Component data from apps and pages
────

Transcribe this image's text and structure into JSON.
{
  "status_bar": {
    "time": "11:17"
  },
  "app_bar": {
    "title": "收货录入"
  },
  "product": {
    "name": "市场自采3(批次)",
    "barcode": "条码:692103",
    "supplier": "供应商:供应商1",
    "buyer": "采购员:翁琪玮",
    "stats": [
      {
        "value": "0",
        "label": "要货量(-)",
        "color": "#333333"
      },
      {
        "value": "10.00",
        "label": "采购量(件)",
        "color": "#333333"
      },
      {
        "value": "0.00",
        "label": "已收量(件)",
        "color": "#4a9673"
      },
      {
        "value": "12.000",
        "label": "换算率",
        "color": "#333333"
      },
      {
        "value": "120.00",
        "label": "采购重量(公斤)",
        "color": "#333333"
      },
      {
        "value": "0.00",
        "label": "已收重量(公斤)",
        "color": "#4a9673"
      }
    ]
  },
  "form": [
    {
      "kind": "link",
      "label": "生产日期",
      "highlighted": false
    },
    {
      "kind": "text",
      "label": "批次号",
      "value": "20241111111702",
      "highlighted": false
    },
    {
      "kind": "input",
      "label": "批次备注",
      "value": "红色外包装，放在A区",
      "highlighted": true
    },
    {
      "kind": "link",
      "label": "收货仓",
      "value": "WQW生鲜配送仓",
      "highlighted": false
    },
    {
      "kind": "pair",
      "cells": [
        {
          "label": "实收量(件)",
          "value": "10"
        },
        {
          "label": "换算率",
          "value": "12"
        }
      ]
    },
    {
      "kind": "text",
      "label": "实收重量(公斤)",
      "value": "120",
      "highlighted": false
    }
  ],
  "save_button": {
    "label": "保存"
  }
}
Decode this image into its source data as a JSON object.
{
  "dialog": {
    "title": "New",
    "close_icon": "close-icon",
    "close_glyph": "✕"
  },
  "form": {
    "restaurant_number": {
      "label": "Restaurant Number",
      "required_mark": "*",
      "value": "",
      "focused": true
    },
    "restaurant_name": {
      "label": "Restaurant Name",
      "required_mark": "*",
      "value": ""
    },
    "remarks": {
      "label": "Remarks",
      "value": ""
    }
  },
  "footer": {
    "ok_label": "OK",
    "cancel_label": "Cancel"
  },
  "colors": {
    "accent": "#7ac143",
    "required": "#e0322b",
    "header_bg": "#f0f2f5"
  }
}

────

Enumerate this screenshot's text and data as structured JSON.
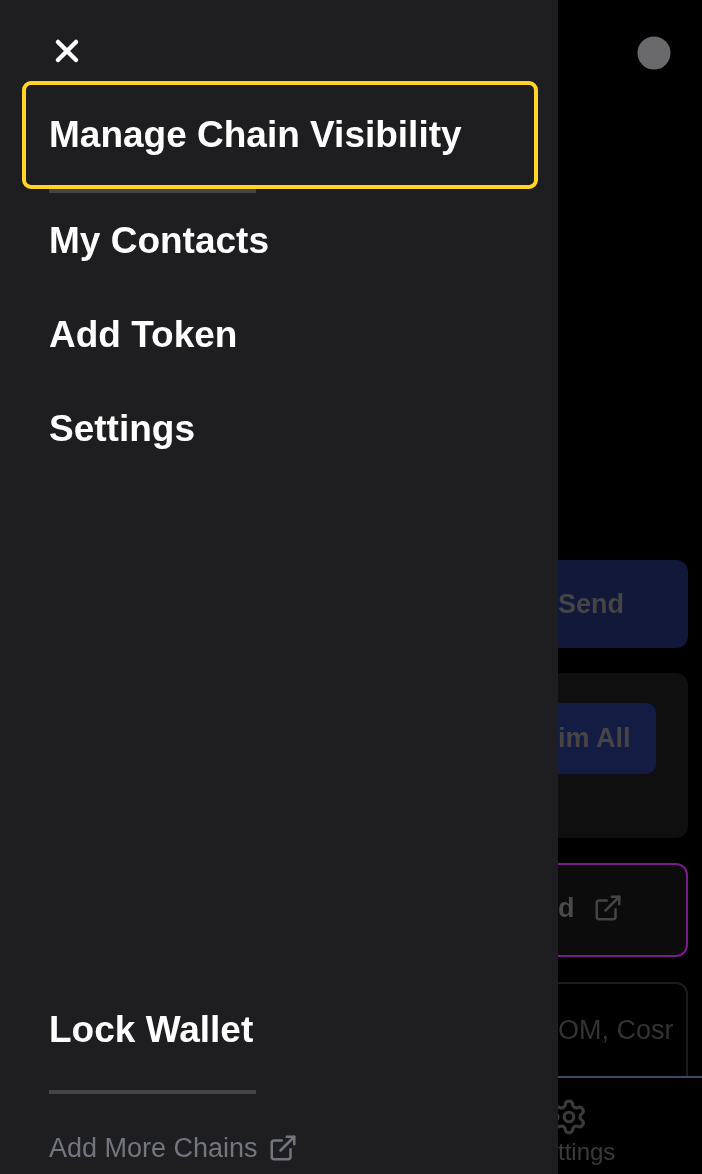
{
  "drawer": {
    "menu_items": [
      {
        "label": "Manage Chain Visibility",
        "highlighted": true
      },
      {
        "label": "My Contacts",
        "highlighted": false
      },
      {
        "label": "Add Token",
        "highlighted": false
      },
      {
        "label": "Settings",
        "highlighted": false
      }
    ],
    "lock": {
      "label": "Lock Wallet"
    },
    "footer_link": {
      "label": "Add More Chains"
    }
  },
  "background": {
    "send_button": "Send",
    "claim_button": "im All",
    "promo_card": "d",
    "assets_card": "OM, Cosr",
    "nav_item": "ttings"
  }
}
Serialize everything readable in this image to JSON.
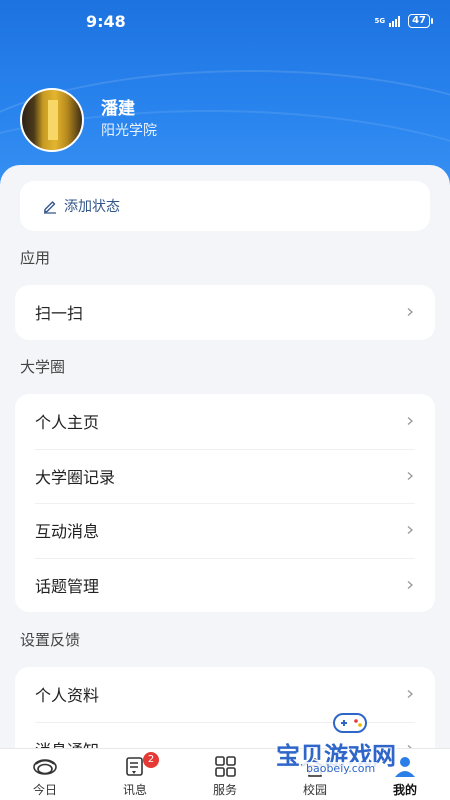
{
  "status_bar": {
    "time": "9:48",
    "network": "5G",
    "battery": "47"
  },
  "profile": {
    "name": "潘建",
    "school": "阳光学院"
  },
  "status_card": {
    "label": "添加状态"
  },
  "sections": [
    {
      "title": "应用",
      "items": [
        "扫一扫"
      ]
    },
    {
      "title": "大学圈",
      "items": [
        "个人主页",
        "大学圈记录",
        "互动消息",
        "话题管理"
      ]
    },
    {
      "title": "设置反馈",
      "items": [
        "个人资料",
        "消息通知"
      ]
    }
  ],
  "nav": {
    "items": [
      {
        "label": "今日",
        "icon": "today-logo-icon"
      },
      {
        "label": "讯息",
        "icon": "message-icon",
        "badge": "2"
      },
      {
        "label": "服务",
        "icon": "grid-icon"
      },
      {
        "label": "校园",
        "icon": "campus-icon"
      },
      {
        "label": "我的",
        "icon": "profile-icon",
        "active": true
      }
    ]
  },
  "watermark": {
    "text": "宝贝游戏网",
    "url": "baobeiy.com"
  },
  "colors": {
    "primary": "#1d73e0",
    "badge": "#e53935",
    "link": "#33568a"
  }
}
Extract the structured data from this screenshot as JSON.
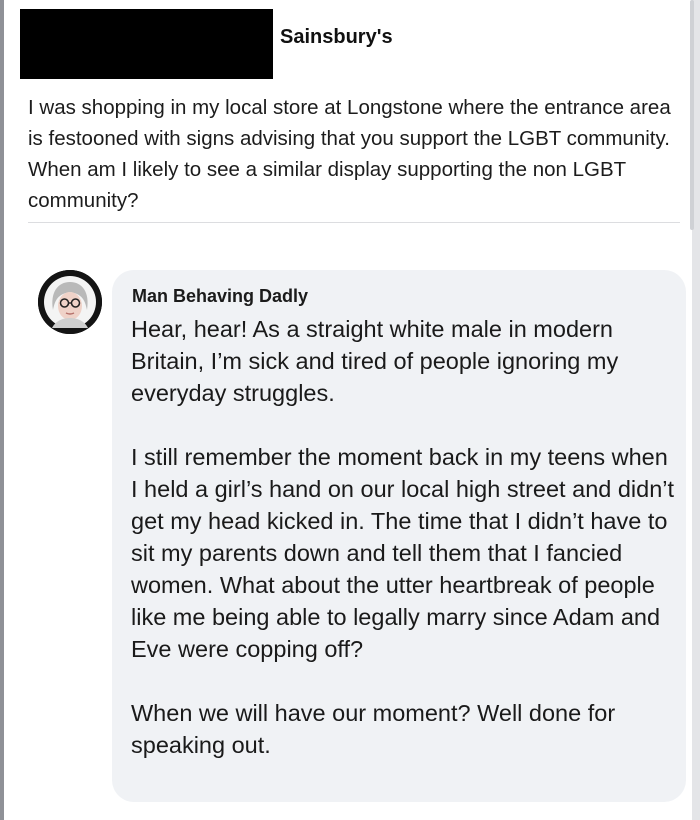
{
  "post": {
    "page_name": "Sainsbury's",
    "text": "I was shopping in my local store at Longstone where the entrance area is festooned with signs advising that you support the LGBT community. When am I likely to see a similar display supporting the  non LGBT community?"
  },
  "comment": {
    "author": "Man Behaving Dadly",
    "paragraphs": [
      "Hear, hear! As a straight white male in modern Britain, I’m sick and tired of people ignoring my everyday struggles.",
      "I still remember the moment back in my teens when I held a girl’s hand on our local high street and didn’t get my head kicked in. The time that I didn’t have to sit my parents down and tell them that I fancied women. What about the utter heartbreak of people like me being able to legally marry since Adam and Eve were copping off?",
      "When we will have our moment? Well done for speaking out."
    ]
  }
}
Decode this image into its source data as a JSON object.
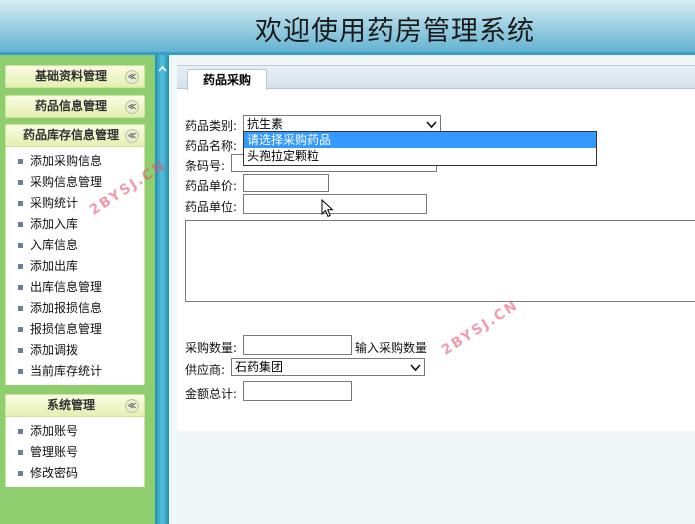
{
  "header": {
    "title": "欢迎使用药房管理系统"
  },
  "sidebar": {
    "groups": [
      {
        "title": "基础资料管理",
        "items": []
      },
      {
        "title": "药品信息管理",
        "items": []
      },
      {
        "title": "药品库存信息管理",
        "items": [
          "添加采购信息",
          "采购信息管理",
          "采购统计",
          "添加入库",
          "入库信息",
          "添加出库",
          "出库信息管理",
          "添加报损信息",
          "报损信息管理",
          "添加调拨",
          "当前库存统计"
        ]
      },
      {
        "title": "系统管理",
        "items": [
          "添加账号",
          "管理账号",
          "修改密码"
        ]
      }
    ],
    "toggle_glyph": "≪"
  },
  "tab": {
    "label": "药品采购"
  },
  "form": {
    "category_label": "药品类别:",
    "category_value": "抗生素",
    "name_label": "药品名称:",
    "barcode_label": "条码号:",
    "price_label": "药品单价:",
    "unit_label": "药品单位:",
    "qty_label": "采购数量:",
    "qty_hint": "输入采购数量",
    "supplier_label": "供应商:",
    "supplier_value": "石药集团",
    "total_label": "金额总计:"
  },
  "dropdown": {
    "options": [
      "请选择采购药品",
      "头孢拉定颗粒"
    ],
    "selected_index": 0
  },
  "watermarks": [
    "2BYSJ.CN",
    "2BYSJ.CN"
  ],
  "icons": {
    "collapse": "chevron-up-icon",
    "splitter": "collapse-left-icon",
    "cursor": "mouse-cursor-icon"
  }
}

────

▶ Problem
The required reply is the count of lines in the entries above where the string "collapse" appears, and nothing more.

▶ Response
2